Aleksander Aamodt Kilde (NOR) in Kvitjfell, Norway during the final super G ceremony . Photo: GEPA pictures/ Christian Walgram

Kilde joins Kjetil Andre Aamodt, Lasse Kjus, and Aksel Lund Svindal in the ranks of Norwegian men who have won the World Cup Overall. Kilde finished on the podium six times throughout the course of the season in the super G, downhill, and alpine combined collectively. Kilde also made a significant improvement in his giant slalom performances finishing in the top six in the last five GS races of the season.

“It’s a lot of pieces put together but the biggest reason [I won] is hard work and a strong team,” explained Kilde. “You never should be happy with where you are, there’s always something to get better at. But you also have to enjoy the moment, when things are going well.”

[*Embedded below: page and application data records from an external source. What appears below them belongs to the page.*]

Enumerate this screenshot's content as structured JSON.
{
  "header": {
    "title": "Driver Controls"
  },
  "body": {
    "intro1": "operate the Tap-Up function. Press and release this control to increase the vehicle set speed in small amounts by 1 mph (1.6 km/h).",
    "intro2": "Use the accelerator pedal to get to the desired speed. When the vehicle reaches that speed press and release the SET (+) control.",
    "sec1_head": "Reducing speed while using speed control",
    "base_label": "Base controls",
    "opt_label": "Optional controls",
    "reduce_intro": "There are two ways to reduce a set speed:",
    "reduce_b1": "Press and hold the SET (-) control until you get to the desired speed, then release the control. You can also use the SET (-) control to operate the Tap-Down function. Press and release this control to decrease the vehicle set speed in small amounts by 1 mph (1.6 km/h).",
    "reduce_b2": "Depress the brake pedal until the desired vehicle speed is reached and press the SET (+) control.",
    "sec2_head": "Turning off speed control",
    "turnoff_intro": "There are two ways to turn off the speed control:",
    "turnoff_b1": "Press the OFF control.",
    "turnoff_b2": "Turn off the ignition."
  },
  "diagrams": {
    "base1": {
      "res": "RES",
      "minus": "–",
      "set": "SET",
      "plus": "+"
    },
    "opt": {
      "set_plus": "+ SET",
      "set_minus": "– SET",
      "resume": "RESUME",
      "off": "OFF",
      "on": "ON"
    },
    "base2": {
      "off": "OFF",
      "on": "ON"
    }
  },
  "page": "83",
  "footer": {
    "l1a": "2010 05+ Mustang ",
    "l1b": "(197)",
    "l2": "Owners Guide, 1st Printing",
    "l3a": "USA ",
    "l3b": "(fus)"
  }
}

The highly anticipated tech races in Kranjska Gora were set to decide the winner of the men’s giant slalom and slalom crystal globes. Henrik Kristoffersen led each by a mere handful of points. In the slalom, he sat only two points ahead of France’s Clement Noel, and in the GS he was only six points ahead of Alexis Pinturault. With the cancellation of the races, Kristoffersen did not have to match up with the Frenchmen one last time to see who would end up on top. He ended the season third overall but finished with two coveted titles.

The World Cup calendar is not the only calendar that has been plagued by cancellations in the wake of the coronavirus. Alpine Canada and U.S. Ski & Snowboard announced on March 12 that they plan to cancel the remainder of scheduled domestic events, including National Championships and the NorAm Final. The NCAA National Championships and World Juniors were also canceled mid-event, only just getting underway.

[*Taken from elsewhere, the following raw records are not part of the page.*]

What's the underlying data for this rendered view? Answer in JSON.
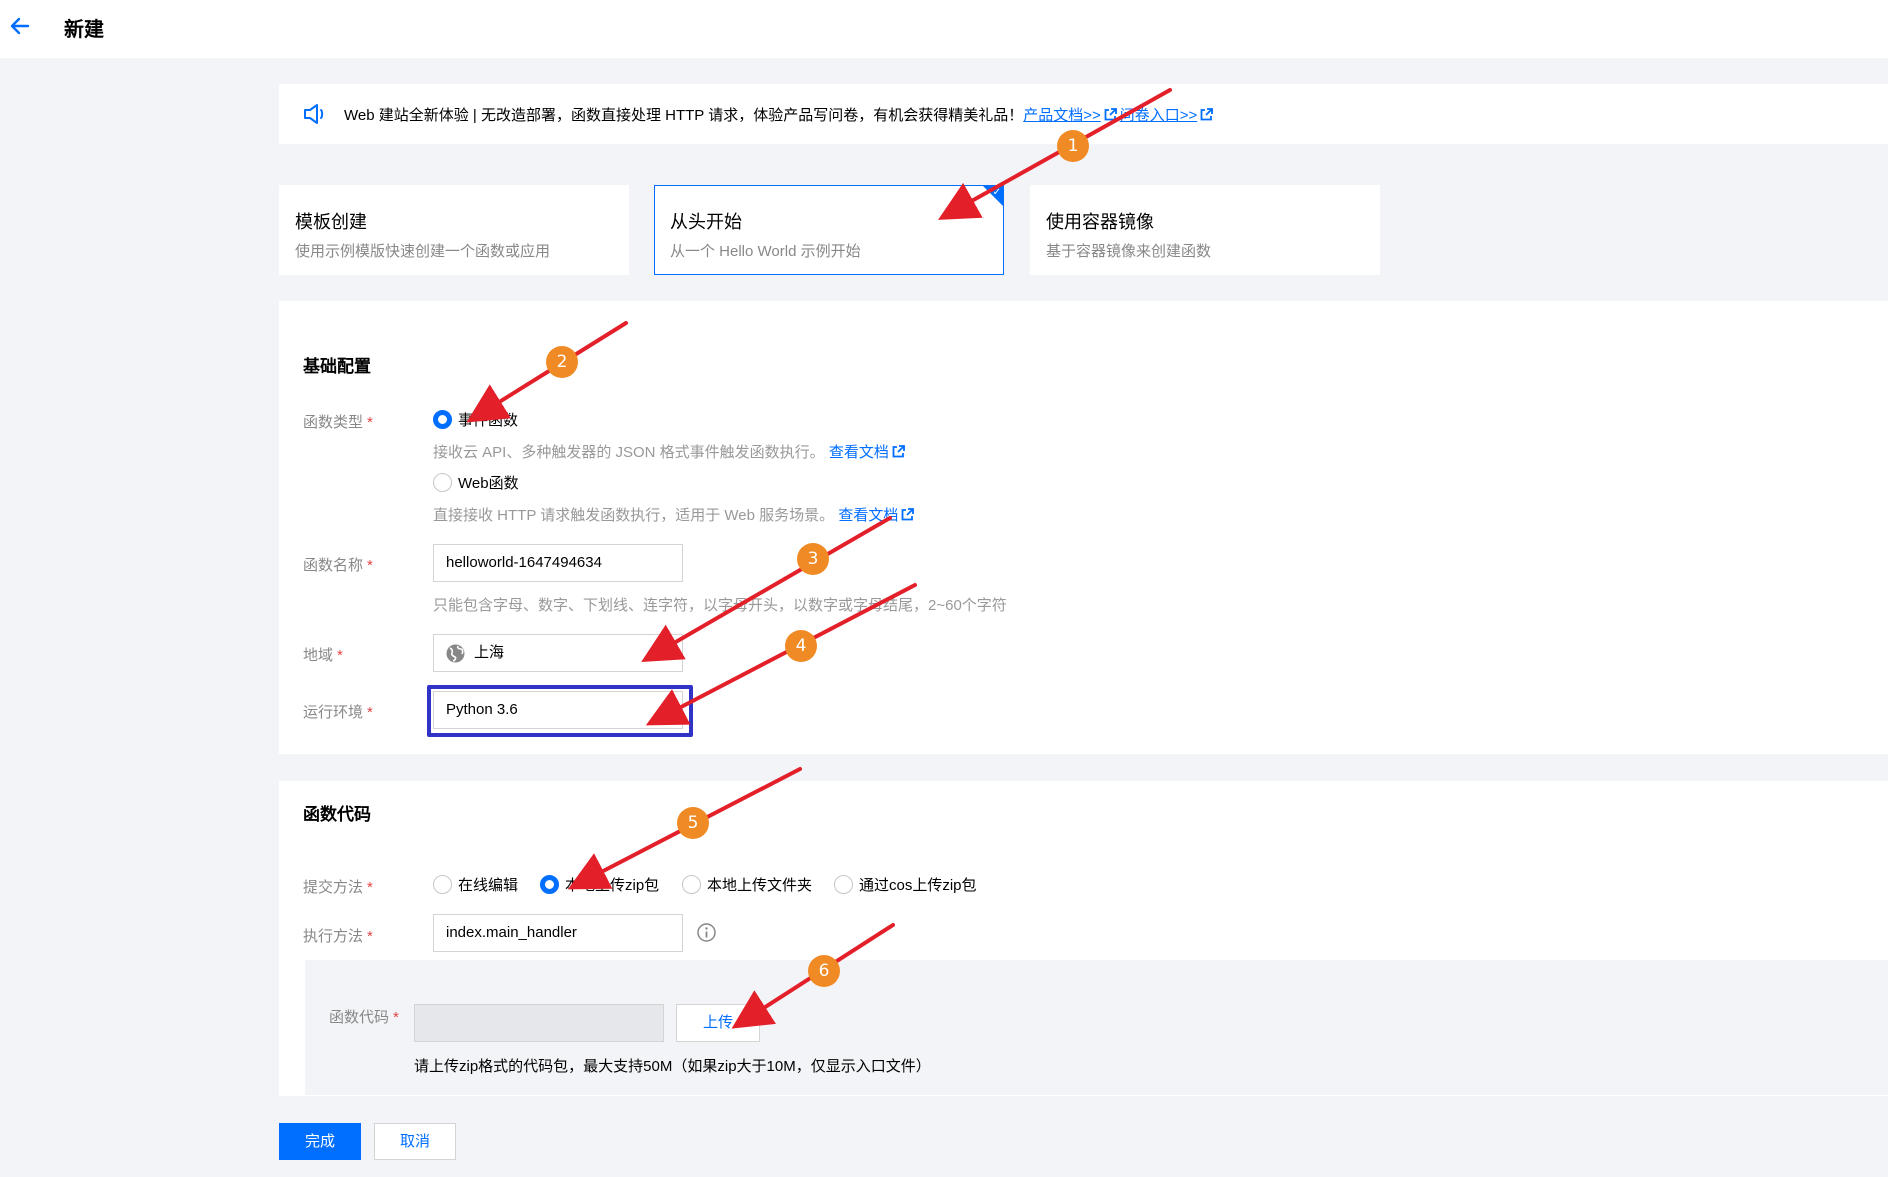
{
  "header": {
    "title": "新建"
  },
  "notice": {
    "text": "Web 建站全新体验 | 无改造部署，函数直接处理 HTTP 请求，体验产品写问卷，有机会获得精美礼品！",
    "link_docs": "产品文档>>",
    "link_survey": "问卷入口>>"
  },
  "modes": [
    {
      "title": "模板创建",
      "desc": "使用示例模版快速创建一个函数或应用",
      "selected": false
    },
    {
      "title": "从头开始",
      "desc": "从一个 Hello World 示例开始",
      "selected": true
    },
    {
      "title": "使用容器镜像",
      "desc": "基于容器镜像来创建函数",
      "selected": false
    }
  ],
  "basic": {
    "section_title": "基础配置",
    "type_label": "函数类型",
    "type_event": "事件函数",
    "type_event_hint": "接收云 API、多种触发器的 JSON 格式事件触发函数执行。",
    "type_web": "Web函数",
    "type_web_hint": "直接接收 HTTP 请求触发函数执行，适用于 Web 服务场景。",
    "doc_link": "查看文档",
    "name_label": "函数名称",
    "name_value": "helloworld-1647494634",
    "name_hint": "只能包含字母、数字、下划线、连字符，以字母开头，以数字或字母结尾，2~60个字符",
    "region_label": "地域",
    "region_value": "上海",
    "runtime_label": "运行环境",
    "runtime_value": "Python 3.6"
  },
  "code": {
    "section_title": "函数代码",
    "submit_label": "提交方法",
    "submit_options": [
      "在线编辑",
      "本地上传zip包",
      "本地上传文件夹",
      "通过cos上传zip包"
    ],
    "submit_selected": 1,
    "handler_label": "执行方法",
    "handler_value": "index.main_handler",
    "code_label": "函数代码",
    "upload_button": "上传",
    "upload_tip": "请上传zip格式的代码包，最大支持50M（如果zip大于10M，仅显示入口文件）"
  },
  "footer": {
    "confirm": "完成",
    "cancel": "取消"
  },
  "annotations": [
    "1",
    "2",
    "3",
    "4",
    "5",
    "6"
  ],
  "colors": {
    "accent": "#006eff",
    "annotation_arrow": "#e3202a",
    "annotation_badge": "#f08a24",
    "highlight_box": "#3033c6",
    "required": "#e54545"
  }
}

Women’s summary of the 2019/20 season

  • Overall World Cup Winner: Federica Brignone (ITA)
  • Slalom World Cup Winner: Petra Vlhova (SVK)
  • Giant Slalom World Cup Winner: Federica Brignone (ITA)
  • Super G World Cup Winner: Corinne Suter (SUI)
  • Downhill World Cup Winner: Corinne Suter (SUI)
  • Alpine Combined World Cup Winner: Federica Brignone (ITA)
  • Parallel World Cup Winner: Petra Vlhova (SVK)
  • Longines Rising Ski Star: Alice Robinson (NZL)
  • Women’s Nations Cup Winner: Italian
  • Best Ski Manufacturer Award: Rossignol

Men’s summary of the 2019/20 Season

  • Overall World Cup Winner: Aleksander Aamodt Kilde (NOR)
  • Slalom World Cup Winner: Henrik Kristoffersen (NOR)
  • Giant Slalom World Cup Winner: Henrik Kristoffersen (NOR)
  • Super G World Cup Winner: Mauro Caviezel (SUI)
  • Downhill World Cup Winner: Beat Feuz (SUI)
  • Alpine Combined World Cup Winner: Alexis Pinturault (FRA)
  • Parallel World Cup Winner: Loic Meillard (SUI)
  • Longines Rising Ski Star: Clement Noel (FRA)
  • Men’s Nations Cup Winner: Switzerland
  • Best Ski Manufacturer Award: Rossignol
Associate Editor – Born and raised in Metro-Detroit, Michigan, Mackenzie grew up ski racing all over the Mitten.​ She moved out west in search of mountains and attended the University of Oregon, where she achieved degrees in Journalism and Environmental Science. She raced USCSA and was captain of the UO Alpine Ski Team. She currently resides in Salt Lake City and serves as Associate Editor for Ski Racing Media.